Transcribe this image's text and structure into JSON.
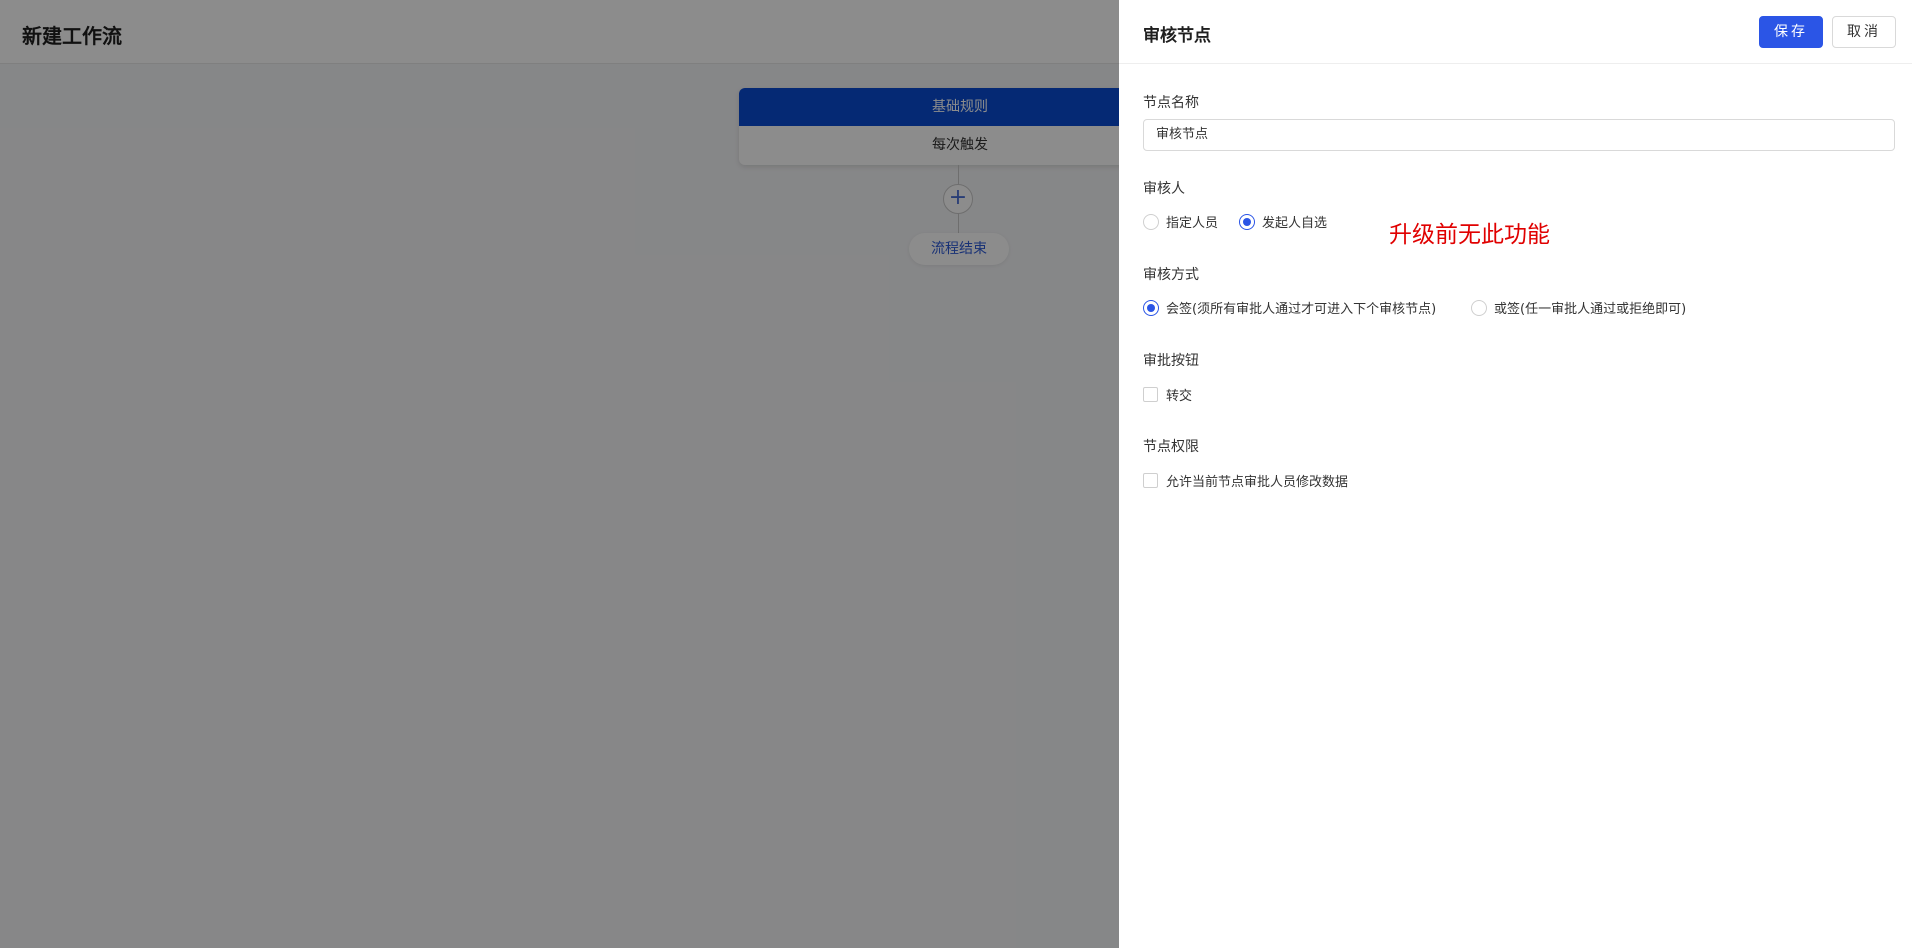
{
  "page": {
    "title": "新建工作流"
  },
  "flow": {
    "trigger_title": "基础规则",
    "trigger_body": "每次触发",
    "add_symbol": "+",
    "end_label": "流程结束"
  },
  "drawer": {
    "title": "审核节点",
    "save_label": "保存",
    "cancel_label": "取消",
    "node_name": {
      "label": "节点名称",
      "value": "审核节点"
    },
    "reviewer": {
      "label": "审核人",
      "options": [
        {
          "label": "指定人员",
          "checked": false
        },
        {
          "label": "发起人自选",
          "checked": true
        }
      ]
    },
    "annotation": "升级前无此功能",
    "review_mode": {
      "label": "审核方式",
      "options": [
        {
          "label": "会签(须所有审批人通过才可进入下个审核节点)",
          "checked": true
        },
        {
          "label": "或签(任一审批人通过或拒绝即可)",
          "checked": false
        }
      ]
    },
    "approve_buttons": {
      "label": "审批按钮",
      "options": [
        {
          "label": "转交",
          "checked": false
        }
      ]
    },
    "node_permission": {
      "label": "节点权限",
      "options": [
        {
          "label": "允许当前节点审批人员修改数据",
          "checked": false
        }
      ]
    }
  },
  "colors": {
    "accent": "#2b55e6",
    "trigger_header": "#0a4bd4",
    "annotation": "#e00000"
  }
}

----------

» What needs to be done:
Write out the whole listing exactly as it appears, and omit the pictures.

» Task answer:
Transcribe this image's text and structure into JSON.
{
  "page": {
    "title": "新建工作流"
  },
  "flow": {
    "trigger_title": "基础规则",
    "trigger_body": "每次触发",
    "add_symbol": "+",
    "end_label": "流程结束"
  },
  "drawer": {
    "title": "审核节点",
    "save_label": "保存",
    "cancel_label": "取消",
    "node_name": {
      "label": "节点名称",
      "value": "审核节点"
    },
    "reviewer": {
      "label": "审核人",
      "options": [
        {
          "label": "指定人员",
          "checked": false
        },
        {
          "label": "发起人自选",
          "checked": true
        }
      ]
    },
    "annotation": "升级前无此功能",
    "review_mode": {
      "label": "审核方式",
      "options": [
        {
          "label": "会签(须所有审批人通过才可进入下个审核节点)",
          "checked": true
        },
        {
          "label": "或签(任一审批人通过或拒绝即可)",
          "checked": false
        }
      ]
    },
    "approve_buttons": {
      "label": "审批按钮",
      "options": [
        {
          "label": "转交",
          "checked": false
        }
      ]
    },
    "node_permission": {
      "label": "节点权限",
      "options": [
        {
          "label": "允许当前节点审批人员修改数据",
          "checked": false
        }
      ]
    }
  },
  "colors": {
    "accent": "#2b55e6",
    "trigger_header": "#0a4bd4",
    "annotation": "#e00000"
  }
}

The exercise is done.